As a man getting married you often feel a bit in the dark on what to do fashion wise. Tux rentals, black suits, grey suits, blue suits, linen, neck tie, bow tie…with all of the options out there I think a lot of guys just go with what they know. For many grooms the last time they wore a tux was at prom (okay, let’s face it, probably the only time unless they wore one as a groomsmen at a friends wedding). So where do you start? What’s right for you? Let’s run through some of the options and see if we can’t help you get a better idea.
Before we dive in to specifics let me cover a few ‘rules’ for men’s fashion. Remember, as much as these are rules, they can be broken, so take them as guidelines to start from.
1. GOOD FIT IS EVERYTHING. You can have a poor fitting $3000 tux that looks horrible next to a great fitting $75 H&M suit that looks incredible and I’d pick the H&M suit every time. Fit is the first thing I notice in men’s fashion at weddings…all too often the fit is very poor and most men don’t even realize it. Know your body type and make sure your wedding day attire fits appropriately.
2. The later the ceremony time, the more formal the event. This is a simple fact about events in general that I find most men don’t know. Where it might be appropriate to wear a black tux at a late evening wedding, it will most likely look very out of place at a brunch wedding.
3. Suit colors change with the season…know what’s appropriate for the time of year you’re getting married…you don’t want to show up to a winter wedding in a summer suit!
4. Let’s not be so serious…let your character show through. Whether it’s in the entire outfit or small details like your cuff links or socks—dress like YOU so you feel like yourself. There’s nothing worse than feeling like you’re wearing a costume all day. Find something that feels like you and own it!
If you’re having a formal party (typically later in the evening) and want to dress in true formal wear then the tux is the way to go. It’s a classic look that you can’t go wrong with. There are many forms of tuxes, from black to midnight blue to white—peaked lapel, notched lapel and shaw and even coat tails. Try on several to find out what’s right for you and remember: FIT IS EVERYTHING. Make sure you don’t wear the same fit tux that you rocked at your senior prom. It should fit your shoulders snug and make you stand up straighter when it’s buttoned. The pants should hit the top of your shoe, not bunch up on them. Once you’ve got the style and fit it’s on to the accessories. Dig around online and look at pictures to see what catches your eye more. Do you like a vest or cummerbund? Bow tie, neck tie or ascot? What sort of watch and cuff links will you wear and what shoes? The sky is the limit on tuxes! Check out some examples of a variety of tuxes:
More and more grooms have gotten away from feeling constrained to a tux and have opted to wear suits. The great thing about wearing a suit to a wedding is you can have everything from casual morning beach wedding to an 8pm formal wedding and you can find a suit for the occasion. In picking your suit, first start with the time of day for your wedding and how formal it will be. Remember that different colors can be worn at different times of year.
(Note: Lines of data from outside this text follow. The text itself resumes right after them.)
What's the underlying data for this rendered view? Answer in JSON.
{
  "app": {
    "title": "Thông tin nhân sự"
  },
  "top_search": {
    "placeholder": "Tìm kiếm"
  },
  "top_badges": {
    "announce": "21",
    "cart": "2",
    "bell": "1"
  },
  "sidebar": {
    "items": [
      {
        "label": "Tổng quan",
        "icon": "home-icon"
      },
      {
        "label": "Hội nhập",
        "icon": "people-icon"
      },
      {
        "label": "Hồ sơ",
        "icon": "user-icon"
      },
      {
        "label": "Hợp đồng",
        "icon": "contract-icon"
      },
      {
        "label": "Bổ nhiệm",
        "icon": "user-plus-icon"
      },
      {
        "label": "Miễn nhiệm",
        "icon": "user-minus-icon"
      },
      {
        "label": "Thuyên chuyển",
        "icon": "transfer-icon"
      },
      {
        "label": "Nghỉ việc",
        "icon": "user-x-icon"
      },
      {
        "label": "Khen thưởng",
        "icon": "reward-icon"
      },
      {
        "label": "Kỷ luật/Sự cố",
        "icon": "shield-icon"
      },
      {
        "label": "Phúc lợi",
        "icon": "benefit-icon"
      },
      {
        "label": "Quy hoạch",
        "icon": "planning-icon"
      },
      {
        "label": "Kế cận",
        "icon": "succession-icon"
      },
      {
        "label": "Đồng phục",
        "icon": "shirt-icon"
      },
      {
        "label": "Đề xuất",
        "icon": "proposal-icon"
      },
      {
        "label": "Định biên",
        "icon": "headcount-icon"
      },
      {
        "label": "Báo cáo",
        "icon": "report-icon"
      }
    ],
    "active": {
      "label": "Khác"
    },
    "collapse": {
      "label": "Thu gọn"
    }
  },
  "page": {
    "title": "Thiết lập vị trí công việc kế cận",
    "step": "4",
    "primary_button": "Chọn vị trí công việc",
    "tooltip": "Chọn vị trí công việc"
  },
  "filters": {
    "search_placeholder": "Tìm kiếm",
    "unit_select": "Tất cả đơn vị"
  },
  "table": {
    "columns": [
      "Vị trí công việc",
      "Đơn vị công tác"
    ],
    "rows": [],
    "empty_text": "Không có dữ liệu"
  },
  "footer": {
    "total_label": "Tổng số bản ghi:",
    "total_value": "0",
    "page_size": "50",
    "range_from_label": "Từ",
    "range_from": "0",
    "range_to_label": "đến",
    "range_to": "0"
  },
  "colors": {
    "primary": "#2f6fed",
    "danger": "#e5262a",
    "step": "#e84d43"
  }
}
Grey and Blue are good all year but brown is typically constrained to the fall/winter and the lighter materials like linen for the summer. If you want to dress your suit up try a bow tie or french cuffed shirt. To dress it down drop the tie all together and wear a less formal patterned shirt. Just remember, find something that feels like you and don’t forget about the fit! When you buy a suit the first thing you should do is get it tailored. Make sure the pants aren’t too long and the waist fits you well. The jacket should fit snug but not tight. Here are a few examples of different ways to wear a suit:
I’ve literally seen everything from a custom, one-of-a-kind nashville blues style tux to sandals and linen pants. Figure out what’s you and fit that to your wedding day plans. Get creative, have fun, and look good doing it
A huge thanks to our guest editor this week, Stephen Devires, for writing this article and providing the photography.